Of course I was not around to experience the benefits of a 1979 taxation system, but even I knew that 1979 was better off than 2008 (and this was before the notions of ‘credit crunch’ and ‘economic downturn’ were thrown about).
So what did the study say? Well it seems that it is good news for some. The 1979 system provided levels of provision for low and middle incomes that were both generous and designed to last a lifetime. 1997 saw highest incomes being rewarded and the poor disadvantaged; while 2008 trying to readdress the failure of the 1997 system saw healthy benefits for people who are never sick or unemployed. Median earners are however no better or worse off in 2008 than in 1979 or 1997.
Since 1832 the popular catchphrase about the rich getting richer and the poor getting poorer seems to have been perpetuated around modern culture, and rightly so. The people who have bemoaned the unjustly state of affairs about a capitalist society supporting the elites class is not without its evidence. Despite the major shuffling and re-arranging from ‘New Labour’ the end result is the same.

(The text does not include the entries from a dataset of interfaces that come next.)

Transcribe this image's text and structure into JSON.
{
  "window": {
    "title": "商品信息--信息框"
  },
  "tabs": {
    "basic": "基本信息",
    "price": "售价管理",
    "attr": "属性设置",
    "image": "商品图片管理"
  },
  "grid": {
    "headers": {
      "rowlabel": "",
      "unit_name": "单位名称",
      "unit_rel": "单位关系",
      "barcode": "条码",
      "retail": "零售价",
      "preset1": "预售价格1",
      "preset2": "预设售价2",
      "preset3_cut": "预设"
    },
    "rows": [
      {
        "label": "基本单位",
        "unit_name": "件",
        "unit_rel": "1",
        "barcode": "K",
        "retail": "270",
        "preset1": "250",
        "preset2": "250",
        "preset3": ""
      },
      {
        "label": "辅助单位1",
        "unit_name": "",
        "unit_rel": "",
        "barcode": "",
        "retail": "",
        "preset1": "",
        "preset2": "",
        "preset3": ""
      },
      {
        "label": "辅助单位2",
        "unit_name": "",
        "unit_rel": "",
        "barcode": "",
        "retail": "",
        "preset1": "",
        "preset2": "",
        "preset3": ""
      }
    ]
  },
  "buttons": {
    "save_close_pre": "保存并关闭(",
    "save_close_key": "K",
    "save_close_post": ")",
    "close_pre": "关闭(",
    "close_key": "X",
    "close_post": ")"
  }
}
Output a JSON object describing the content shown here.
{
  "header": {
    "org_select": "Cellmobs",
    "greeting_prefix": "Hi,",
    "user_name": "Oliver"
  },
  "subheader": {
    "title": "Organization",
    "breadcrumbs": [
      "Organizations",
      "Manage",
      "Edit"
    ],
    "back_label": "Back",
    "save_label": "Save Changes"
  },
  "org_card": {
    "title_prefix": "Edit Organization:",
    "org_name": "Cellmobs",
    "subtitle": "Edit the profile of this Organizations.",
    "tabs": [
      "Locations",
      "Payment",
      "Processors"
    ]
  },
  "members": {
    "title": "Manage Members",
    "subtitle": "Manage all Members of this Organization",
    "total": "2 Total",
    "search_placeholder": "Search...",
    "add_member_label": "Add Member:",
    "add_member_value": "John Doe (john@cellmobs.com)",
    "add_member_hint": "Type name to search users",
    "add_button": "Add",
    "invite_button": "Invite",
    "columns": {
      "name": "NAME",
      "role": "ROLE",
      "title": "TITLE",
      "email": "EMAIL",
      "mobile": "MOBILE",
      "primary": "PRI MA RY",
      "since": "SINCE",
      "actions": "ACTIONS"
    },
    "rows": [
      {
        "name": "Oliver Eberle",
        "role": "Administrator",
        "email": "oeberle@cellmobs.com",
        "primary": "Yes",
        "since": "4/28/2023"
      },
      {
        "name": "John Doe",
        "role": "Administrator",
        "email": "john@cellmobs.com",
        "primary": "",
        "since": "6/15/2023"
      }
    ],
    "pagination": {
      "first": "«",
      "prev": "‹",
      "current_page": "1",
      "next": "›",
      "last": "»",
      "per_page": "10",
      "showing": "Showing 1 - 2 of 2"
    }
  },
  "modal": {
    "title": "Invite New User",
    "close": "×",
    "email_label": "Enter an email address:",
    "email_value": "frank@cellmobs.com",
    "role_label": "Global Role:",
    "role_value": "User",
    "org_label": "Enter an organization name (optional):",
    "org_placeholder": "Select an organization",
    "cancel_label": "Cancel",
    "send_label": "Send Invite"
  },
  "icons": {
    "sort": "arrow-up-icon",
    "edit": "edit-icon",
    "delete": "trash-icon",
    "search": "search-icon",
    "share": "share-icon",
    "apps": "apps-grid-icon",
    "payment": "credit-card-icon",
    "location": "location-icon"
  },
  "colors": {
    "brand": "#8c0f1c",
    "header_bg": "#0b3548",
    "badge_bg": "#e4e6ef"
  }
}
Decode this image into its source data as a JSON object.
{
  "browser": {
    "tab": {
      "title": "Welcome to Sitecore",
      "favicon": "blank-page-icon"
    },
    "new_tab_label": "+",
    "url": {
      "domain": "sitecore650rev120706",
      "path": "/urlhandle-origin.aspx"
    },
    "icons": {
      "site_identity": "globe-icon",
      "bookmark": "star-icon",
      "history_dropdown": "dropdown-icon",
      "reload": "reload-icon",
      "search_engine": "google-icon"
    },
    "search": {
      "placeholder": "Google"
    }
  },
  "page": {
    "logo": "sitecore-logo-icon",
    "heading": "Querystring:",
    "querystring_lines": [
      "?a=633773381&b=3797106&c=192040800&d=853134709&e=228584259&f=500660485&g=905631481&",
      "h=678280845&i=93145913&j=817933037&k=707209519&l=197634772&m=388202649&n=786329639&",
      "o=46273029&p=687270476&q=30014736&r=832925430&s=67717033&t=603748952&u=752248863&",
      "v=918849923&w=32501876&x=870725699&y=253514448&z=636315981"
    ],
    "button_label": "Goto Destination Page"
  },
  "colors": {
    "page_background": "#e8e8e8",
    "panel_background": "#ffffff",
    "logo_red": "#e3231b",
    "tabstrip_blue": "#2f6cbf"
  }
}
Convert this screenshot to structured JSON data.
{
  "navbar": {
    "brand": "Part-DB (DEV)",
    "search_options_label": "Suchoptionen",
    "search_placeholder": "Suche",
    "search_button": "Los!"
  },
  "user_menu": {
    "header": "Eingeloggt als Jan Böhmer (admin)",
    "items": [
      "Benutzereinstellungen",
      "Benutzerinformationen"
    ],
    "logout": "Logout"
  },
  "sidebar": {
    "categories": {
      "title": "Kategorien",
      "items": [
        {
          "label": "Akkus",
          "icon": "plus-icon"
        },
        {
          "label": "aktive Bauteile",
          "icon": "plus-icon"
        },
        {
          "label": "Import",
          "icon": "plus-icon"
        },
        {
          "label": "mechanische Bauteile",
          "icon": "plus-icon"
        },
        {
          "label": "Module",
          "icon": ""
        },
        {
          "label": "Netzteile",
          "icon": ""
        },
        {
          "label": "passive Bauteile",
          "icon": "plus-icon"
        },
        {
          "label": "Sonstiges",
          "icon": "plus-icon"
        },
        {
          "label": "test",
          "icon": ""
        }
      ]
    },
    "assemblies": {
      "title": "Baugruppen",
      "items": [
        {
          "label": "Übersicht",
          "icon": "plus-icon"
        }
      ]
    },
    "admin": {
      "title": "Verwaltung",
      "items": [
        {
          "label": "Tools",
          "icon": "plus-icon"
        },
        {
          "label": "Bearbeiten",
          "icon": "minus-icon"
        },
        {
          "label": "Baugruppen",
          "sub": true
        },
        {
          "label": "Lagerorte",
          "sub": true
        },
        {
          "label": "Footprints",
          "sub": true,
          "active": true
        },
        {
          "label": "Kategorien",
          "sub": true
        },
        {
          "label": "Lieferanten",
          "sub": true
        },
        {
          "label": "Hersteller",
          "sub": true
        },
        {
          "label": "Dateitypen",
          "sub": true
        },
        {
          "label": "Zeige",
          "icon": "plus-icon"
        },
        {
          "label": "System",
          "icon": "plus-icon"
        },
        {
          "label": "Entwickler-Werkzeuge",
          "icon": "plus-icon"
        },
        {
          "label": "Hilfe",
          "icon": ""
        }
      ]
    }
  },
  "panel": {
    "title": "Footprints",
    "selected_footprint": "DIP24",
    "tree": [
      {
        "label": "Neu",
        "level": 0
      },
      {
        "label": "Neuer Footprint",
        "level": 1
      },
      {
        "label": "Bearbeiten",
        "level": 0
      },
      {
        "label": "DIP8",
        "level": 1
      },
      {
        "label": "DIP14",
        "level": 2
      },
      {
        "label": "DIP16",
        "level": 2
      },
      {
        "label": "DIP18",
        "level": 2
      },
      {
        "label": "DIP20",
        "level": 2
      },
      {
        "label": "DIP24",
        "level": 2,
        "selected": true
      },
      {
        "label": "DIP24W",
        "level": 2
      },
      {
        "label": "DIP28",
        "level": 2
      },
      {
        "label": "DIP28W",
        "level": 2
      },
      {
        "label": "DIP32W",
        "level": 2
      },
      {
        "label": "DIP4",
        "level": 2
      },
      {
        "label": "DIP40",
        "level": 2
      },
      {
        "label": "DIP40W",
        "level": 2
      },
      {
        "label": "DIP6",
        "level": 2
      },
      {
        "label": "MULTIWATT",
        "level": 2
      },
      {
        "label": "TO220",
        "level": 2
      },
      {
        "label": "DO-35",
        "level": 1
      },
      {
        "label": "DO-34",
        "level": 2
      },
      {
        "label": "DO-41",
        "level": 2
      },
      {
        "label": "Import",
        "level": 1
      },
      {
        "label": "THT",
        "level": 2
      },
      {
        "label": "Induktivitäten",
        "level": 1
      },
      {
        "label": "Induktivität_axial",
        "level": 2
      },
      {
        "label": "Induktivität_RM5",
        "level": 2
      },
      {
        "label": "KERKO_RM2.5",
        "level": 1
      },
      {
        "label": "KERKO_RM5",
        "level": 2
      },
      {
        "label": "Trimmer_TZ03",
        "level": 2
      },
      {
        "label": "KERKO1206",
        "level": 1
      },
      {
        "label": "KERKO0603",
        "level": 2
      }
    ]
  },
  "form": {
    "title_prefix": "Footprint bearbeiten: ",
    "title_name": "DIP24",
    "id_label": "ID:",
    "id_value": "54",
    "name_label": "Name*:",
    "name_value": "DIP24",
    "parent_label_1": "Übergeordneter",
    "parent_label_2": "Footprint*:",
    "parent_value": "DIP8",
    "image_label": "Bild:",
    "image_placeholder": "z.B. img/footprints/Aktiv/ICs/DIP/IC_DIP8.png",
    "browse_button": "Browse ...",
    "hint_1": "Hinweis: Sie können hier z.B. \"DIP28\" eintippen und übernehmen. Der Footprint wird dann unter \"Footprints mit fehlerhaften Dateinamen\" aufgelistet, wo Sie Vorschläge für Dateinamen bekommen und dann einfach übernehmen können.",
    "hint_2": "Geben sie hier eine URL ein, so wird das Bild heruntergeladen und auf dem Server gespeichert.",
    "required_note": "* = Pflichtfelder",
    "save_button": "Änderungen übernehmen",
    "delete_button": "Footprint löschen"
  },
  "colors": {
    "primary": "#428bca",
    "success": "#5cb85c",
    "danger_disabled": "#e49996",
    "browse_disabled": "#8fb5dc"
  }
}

High-income families gain the most, while lowest income families continue to be disadvantaged. I do not however claim that high-income families are not paying enough taxes. My experience is that the rewards for longer hours and higher pay are small. Indeed a large proportion of high earners income is reduced by taxes. Yet the benefit of a less progressive taxation system seems to have worked in their favour.
Ok, I must admit that 2008 is better off than 1997 for the lower income families, but what are the chances that low income families can afford to remain in work throughout their lives. Often these families are unable to afford the luxury of private health care to ensure that they don’t miss work due to illness, while lacking the necessary social capital to negotiate around a bourgeoisie world. It is easy to think that in this modern society, technological advances make it easy for us to work none-stop. The internet, a revolutionary tool, means that we are plugged in 24 hours a day to our work. But often these low income families do not always have the appropriate amount of ‘IT Skills’ nor are they privileged enough to have such white collars jobs. So this 2008 system proves to be just as unfairly balanced as its predecessor.
As for the median earner- what do we have to complain about? We have stood still throughout time. No better and no worst. So we can at least be thankful that our pockets and bank accounts are not emptying at a greater speed. Still, the question remains over whether no movement will benefit us in the long term or whether they (government) are waiting for a later date to cash in.
My hope for the future is gloomy not just because of the current economic crisis but because those who are trained to develop a system to help the poor and unprivileged seem unable to work out the longitudinal effects of taxations on the very people that they are suppose to be supporting. I am not an expert but what I do know is that the aged old mantra of lowering taxes and handing out more benefits to the disadvantaged is not the answer. What is, is anyone’s guess.
Entry filed under: Government Departments.